DATA FOR THIS EXERCISE ▸
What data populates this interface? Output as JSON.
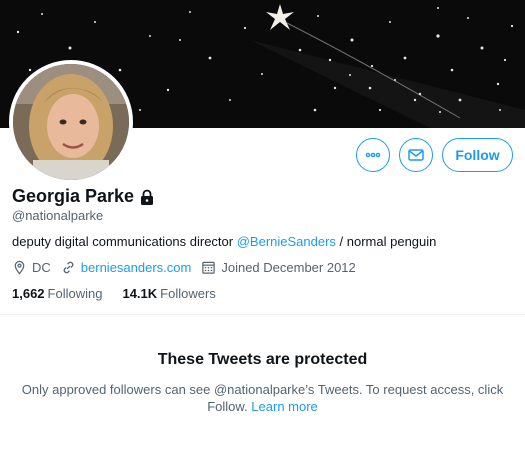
{
  "profile": {
    "name": "Georgia Parke",
    "handle": "@nationalparke",
    "bio_prefix": "deputy digital communications director ",
    "bio_mention": "@BernieSanders",
    "bio_suffix": " / normal penguin",
    "location": "DC",
    "website": "berniesanders.com",
    "joined": "Joined December 2012",
    "following_count": "1,662",
    "following_label": "Following",
    "followers_count": "14.1K",
    "followers_label": "Followers"
  },
  "actions": {
    "follow_label": "Follow",
    "more_icon": "more-icon",
    "message_icon": "envelope-icon"
  },
  "protected": {
    "title": "These Tweets are protected",
    "body": "Only approved followers can see @nationalparke’s Tweets. To request access, click Follow.",
    "learn_more": "Learn more"
  },
  "colors": {
    "accent": "#1d9bf0",
    "text": "#0f1419",
    "secondary": "#536471"
  }
}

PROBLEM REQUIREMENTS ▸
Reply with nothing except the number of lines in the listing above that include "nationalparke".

RESULT ▸
2